”As we usually treat tattare”: Collective violence against families labelled as ”tattare” or ”zigenare”, 1872–1955
Roma and Travellers (”resande”) have been present in Sweden for centuries. In the 19th and early 20th centuries, rural municipalities (kommuner) often adopted policies aimed to expel them from or to prevent them from entering the municipality. This is well established by previous research. What is less known is that another kind of territorial exclusion existed as well: that of collective violence against Roma and Travellers – or against ”zigenare” (”gypsies”) and ”tattare”, as they were pejoratively called. In these cases, groups of local men, often armed, came together to use physical force to drive off families. In this essay, 17 such cases in the period 1872–1955 are analysed.

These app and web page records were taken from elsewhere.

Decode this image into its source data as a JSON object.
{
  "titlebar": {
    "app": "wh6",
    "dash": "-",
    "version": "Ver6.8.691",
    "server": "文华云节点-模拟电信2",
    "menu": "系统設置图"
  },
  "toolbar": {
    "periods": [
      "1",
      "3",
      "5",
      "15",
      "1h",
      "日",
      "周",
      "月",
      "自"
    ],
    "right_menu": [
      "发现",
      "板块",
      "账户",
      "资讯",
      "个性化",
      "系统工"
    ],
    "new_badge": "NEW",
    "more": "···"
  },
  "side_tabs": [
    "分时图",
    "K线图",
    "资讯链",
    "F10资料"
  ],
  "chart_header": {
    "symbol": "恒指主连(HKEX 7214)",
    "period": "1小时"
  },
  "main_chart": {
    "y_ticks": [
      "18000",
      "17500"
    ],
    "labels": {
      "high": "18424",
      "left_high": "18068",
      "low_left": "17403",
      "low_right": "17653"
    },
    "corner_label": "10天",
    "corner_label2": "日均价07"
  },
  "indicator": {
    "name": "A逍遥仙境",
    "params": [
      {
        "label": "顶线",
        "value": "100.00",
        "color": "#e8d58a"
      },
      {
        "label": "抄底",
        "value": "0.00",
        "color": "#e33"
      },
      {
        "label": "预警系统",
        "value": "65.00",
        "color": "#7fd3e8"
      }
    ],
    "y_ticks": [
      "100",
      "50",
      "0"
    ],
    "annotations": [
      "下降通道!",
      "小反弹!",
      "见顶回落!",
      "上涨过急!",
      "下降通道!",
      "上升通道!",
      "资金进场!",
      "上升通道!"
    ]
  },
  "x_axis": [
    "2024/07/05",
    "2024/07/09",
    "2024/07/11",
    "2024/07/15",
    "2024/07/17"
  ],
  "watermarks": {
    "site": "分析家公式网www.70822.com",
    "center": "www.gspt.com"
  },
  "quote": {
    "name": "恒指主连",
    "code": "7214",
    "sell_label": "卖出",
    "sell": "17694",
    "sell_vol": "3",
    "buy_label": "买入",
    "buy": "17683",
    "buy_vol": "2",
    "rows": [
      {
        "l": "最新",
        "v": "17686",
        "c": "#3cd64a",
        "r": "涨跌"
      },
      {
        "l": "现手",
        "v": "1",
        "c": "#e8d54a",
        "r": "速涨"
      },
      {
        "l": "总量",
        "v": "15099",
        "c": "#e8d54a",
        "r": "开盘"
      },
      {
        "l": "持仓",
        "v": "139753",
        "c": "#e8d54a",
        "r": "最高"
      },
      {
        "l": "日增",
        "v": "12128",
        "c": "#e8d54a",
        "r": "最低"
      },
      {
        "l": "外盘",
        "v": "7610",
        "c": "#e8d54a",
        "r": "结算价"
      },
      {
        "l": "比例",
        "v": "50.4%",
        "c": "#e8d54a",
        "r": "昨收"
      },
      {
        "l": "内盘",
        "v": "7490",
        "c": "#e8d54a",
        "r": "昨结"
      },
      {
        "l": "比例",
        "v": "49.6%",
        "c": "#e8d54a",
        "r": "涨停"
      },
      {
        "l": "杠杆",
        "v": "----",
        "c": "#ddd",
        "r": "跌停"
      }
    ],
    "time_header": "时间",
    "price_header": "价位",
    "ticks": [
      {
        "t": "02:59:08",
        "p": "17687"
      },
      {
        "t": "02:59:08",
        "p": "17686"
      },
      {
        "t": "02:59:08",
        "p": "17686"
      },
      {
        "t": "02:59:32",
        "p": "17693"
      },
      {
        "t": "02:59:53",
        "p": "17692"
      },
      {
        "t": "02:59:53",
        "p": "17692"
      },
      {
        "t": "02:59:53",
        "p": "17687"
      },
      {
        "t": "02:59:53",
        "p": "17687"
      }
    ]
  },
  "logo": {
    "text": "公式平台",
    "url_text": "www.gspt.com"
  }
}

The results show that collective violence occurred throughout the whole period, mainly in southern Sweden. Up until the first years of the 20th century, the perpetrators were often groups of farmers or farmhands. Some incidents were preceded by rumours claiming that a single Roma or Traveller had committed a crime. These rumours, true or false, were then used to mobilize collective action against whole families. In two cases, local political decisions were essential to the mobilization: in one incident, the municipality even paid the fines for a farmer who was sentenced for acting violently. Some patterns in the violence directed against Roma and Travellers occur throughout the period, especially the method to subject houses owned by families labelled as ”tattare” to systematic destruction. This method was used in the 1870’s as well as in the 1940’s.
With some exceptions the police often reacted late when collective violence was aimed at families labelled as ”tattare” or ”zigenare”, or treated the perpetrators in a lenient way, thereby more or less legitimizing the violence. To an even greater degree, this can be said of the local newspapers. The papers typically depicted the attacked families as dangerous people who had only themselves to blame. Some of the most striking examples of newspapers legitimizing collective violence are as recent as from the 1940’s.
The findings of this essay stress the importance of analysing not only the aims and means of participants in collective action, but also of analysing external agents such as politicians, the police and the press. These agents do not necessarily take active part in the physical violence, but play important roles in mobilizing, legitimizing and escalating racist, collective action – or, just as important, in delegitimizing and de-escalating it.